Northern Ireland-based pharmaceuticals group Galen toasted the addition of a string of new drugs today after third quarter results showed sales had more than doubled.
The group, which was the subject of a short-lived takeover approach last month, said the US launch of its pre-menstrual syndrome treatment Sarafem and a handful of new women’s health products had helped push sales up 117% to $135.7m (€119m).
While Sarafem brought in $21.9m US dollars (€19.2m) in revenues in the third quarter to June 30, three new products acquired from drugs giant Pfizer earlier this year also boosted sales.
The products – hormone replacement therapy line femhrt, and contraceptives Loestrin and Estrostep – contributed sales of $37.1m (€32.6m) in the quarter.
Operating profits soared by 138% to $61.7m (€54.2m) but bottom line pre-tax profits were $39.5m (€34.7m) compared with $109.8m (€96.5m) a year ago when the figures were boosted by the sale of its pharmaceuticals services business.
Shares in the company, which is based at Craigavon, Northern Ireland, rose almost 2% or 11.5p at 620p following the update.
Chief executive Roger Boissonneault said the group had also benefited from the expansion of its sales force, particularly at its US subsidiary Warner Chilcott.
The group added 120 new sales staff in the third quarter, taking its total to 340.

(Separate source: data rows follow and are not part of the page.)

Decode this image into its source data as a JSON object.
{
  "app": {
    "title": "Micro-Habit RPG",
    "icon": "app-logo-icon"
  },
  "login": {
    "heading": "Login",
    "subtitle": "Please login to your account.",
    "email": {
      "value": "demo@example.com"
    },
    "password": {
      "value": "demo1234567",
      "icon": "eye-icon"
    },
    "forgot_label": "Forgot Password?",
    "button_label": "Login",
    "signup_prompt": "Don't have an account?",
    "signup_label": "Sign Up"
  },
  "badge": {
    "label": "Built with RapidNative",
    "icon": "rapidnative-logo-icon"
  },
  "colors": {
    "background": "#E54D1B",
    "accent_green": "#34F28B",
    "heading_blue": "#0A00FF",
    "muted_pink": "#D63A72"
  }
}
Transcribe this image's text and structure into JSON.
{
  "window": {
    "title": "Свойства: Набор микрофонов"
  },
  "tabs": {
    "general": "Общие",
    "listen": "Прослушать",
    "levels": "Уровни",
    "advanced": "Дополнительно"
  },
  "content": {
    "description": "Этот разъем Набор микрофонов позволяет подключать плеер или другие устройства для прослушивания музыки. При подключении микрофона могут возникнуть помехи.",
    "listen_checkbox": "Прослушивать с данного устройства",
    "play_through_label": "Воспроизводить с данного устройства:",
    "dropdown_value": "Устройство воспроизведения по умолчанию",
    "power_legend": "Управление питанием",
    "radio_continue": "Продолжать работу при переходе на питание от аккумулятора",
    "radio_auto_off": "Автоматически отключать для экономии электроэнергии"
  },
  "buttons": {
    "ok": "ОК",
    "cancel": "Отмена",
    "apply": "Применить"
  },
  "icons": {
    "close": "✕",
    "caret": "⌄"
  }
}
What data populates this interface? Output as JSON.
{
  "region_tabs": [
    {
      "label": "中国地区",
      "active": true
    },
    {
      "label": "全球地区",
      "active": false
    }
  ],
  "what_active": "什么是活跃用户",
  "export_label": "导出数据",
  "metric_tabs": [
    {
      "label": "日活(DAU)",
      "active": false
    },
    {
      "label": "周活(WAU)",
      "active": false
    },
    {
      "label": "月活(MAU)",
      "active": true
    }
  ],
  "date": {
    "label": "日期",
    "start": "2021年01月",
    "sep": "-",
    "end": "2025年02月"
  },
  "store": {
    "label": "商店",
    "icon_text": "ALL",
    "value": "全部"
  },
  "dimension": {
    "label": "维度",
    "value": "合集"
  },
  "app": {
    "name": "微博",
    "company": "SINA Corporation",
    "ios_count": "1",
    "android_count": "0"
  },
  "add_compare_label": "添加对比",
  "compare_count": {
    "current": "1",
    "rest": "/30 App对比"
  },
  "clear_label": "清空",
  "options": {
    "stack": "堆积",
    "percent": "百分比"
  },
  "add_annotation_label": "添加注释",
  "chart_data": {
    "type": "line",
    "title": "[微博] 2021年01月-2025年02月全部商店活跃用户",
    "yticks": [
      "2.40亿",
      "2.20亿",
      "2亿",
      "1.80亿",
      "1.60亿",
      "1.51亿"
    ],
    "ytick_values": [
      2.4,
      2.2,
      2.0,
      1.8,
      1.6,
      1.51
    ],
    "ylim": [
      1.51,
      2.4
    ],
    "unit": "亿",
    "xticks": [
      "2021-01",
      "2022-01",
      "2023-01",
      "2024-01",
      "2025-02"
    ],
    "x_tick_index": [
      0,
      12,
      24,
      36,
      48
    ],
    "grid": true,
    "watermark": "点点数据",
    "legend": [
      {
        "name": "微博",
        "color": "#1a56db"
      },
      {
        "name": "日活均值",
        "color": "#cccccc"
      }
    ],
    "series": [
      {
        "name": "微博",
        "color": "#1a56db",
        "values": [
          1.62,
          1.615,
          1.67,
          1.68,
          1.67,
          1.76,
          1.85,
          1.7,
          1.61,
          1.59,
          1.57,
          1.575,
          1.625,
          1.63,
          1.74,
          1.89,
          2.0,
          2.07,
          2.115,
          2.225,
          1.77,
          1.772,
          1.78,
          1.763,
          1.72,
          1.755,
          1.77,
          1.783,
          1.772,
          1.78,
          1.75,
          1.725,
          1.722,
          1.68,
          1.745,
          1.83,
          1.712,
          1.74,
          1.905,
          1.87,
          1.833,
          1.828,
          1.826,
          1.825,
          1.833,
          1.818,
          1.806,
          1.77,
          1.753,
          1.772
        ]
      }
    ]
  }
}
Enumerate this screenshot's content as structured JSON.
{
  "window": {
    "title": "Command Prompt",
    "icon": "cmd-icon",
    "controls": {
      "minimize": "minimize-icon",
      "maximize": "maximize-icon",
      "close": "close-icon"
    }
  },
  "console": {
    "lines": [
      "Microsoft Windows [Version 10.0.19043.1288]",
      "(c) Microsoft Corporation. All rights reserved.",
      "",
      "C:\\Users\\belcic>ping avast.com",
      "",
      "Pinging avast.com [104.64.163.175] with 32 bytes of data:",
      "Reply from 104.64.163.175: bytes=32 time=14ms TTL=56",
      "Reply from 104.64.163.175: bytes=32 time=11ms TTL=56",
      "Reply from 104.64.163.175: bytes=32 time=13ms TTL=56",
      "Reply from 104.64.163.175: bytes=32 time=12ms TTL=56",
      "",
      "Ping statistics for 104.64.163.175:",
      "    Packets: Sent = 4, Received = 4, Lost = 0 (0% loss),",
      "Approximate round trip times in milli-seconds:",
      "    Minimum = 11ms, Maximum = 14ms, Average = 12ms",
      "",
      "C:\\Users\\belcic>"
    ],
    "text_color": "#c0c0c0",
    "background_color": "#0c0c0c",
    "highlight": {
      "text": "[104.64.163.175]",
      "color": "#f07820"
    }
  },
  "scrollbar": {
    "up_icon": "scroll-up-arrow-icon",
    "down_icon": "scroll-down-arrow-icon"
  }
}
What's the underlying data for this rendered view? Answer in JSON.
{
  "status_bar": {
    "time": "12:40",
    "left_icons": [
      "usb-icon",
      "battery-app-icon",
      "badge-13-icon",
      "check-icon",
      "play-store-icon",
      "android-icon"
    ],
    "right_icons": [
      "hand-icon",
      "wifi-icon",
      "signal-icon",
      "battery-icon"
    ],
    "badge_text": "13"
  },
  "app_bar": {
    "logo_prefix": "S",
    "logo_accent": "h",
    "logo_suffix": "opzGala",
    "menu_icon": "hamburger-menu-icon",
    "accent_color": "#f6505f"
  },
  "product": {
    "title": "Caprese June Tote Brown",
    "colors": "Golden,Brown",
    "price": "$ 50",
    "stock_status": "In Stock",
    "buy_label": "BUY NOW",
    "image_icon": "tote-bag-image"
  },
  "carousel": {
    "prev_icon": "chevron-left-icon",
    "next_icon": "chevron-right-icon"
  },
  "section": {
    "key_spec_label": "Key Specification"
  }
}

He highlighted the success of Sarafem but added that the contraceptive pill Ovcon – one of its core products – had also seen a strong performance.
Sales of Ovcon were up 18% on last year.
Galen is currently seeking approval for a new version of Ovcon but admits that a copycat version of the drug could potentially be introduced by rivals first.
Nevertheless, Mr Boissonneault said the group’s performance in the next financial year would be in line with expectations.
But he declined to reveal more about the aborted takeover approach last month - thought to have come from US group Barr Laboratories.
While reports have consistently linked Barr to the approach, Galen has refused to specify whom the approach was from.